Items listed in a dataset:
____________

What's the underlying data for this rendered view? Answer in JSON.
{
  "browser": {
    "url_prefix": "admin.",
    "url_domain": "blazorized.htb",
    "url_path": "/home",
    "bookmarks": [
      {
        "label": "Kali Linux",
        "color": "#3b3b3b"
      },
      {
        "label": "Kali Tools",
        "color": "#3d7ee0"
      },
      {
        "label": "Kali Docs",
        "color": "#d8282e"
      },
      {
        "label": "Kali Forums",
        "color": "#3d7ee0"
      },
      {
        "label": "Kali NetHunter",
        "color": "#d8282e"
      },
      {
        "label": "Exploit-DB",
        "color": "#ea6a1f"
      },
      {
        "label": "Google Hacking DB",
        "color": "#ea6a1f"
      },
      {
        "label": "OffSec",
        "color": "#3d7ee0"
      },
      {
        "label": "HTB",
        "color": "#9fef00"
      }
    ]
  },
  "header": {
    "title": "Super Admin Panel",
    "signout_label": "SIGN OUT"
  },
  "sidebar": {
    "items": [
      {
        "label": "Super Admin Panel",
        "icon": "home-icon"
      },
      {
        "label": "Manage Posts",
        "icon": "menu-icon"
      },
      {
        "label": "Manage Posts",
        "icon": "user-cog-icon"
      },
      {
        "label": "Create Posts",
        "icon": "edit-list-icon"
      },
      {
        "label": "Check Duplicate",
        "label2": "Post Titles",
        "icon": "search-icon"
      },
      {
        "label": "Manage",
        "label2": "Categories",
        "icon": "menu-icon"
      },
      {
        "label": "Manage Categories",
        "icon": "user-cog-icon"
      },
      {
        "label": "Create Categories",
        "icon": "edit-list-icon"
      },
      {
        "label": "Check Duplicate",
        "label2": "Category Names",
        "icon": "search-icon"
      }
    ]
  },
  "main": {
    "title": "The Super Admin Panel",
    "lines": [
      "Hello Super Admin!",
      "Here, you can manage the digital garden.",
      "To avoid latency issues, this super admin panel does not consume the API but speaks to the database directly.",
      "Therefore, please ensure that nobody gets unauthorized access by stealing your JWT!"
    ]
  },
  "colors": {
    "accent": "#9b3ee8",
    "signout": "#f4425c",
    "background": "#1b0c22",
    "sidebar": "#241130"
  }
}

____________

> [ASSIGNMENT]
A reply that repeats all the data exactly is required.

> [EXERCISE ANSWER]
What's the underlying data for this rendered view? Answer in JSON.
{
  "browser": {
    "url_prefix": "admin.",
    "url_domain": "blazorized.htb",
    "url_path": "/home",
    "bookmarks": [
      {
        "label": "Kali Linux",
        "color": "#3b3b3b"
      },
      {
        "label": "Kali Tools",
        "color": "#3d7ee0"
      },
      {
        "label": "Kali Docs",
        "color": "#d8282e"
      },
      {
        "label": "Kali Forums",
        "color": "#3d7ee0"
      },
      {
        "label": "Kali NetHunter",
        "color": "#d8282e"
      },
      {
        "label": "Exploit-DB",
        "color": "#ea6a1f"
      },
      {
        "label": "Google Hacking DB",
        "color": "#ea6a1f"
      },
      {
        "label": "OffSec",
        "color": "#3d7ee0"
      },
      {
        "label": "HTB",
        "color": "#9fef00"
      }
    ]
  },
  "header": {
    "title": "Super Admin Panel",
    "signout_label": "SIGN OUT"
  },
  "sidebar": {
    "items": [
      {
        "label": "Super Admin Panel",
        "icon": "home-icon"
      },
      {
        "label": "Manage Posts",
        "icon": "menu-icon"
      },
      {
        "label": "Manage Posts",
        "icon": "user-cog-icon"
      },
      {
        "label": "Create Posts",
        "icon": "edit-list-icon"
      },
      {
        "label": "Check Duplicate",
        "label2": "Post Titles",
        "icon": "search-icon"
      },
      {
        "label": "Manage",
        "label2": "Categories",
        "icon": "menu-icon"
      },
      {
        "label": "Manage Categories",
        "icon": "user-cog-icon"
      },
      {
        "label": "Create Categories",
        "icon": "edit-list-icon"
      },
      {
        "label": "Check Duplicate",
        "label2": "Category Names",
        "icon": "search-icon"
      }
    ]
  },
  "main": {
    "title": "The Super Admin Panel",
    "lines": [
      "Hello Super Admin!",
      "Here, you can manage the digital garden.",
      "To avoid latency issues, this super admin panel does not consume the API but speaks to the database directly.",
      "Therefore, please ensure that nobody gets unauthorized access by stealing your JWT!"
    ]
  },
  "colors": {
    "accent": "#9b3ee8",
    "signout": "#f4425c",
    "background": "#1b0c22",
    "sidebar": "#241130"
  }
}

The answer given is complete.